### Exercise prompt
Identify all lines of the data containing the string "http" and copy them.

### Data to use
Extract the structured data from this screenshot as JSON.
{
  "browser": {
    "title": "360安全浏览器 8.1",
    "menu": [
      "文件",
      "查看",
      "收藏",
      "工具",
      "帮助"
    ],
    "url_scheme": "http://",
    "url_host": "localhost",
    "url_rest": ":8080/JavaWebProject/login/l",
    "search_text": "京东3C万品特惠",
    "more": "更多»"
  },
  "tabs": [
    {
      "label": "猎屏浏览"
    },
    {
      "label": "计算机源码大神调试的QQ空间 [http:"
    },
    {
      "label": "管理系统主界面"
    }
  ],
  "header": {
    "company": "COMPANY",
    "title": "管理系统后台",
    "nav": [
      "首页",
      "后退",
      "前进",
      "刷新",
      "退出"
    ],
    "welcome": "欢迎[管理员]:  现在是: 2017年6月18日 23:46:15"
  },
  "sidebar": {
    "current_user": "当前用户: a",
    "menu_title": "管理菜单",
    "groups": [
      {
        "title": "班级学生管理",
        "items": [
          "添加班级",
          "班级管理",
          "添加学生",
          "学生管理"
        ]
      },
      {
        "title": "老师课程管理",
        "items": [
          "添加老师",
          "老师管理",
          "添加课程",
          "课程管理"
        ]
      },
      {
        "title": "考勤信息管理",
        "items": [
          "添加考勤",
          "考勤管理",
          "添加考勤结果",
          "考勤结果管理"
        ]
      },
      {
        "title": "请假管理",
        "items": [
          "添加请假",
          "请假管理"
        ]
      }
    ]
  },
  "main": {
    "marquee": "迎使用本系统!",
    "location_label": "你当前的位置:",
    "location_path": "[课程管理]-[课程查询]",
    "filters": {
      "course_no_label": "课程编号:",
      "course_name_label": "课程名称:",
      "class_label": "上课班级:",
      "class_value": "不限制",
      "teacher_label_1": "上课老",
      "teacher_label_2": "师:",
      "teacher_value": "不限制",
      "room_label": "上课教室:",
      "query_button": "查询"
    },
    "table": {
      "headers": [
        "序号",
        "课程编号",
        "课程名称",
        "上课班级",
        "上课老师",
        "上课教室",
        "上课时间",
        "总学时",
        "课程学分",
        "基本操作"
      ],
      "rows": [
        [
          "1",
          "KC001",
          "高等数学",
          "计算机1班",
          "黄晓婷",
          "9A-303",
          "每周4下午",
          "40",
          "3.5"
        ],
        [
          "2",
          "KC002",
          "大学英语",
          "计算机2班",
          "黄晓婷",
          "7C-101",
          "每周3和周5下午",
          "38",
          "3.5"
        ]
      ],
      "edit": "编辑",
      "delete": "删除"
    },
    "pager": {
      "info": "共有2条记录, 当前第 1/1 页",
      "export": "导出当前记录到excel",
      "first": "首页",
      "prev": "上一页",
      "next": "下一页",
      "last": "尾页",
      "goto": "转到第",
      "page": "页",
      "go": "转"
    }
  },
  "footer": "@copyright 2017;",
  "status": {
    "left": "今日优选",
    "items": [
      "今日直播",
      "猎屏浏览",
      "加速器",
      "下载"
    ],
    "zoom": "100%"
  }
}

### Solution to this task
    "url_scheme": "http://",
      "label": "计算机源码大神调试的QQ空间 [http:"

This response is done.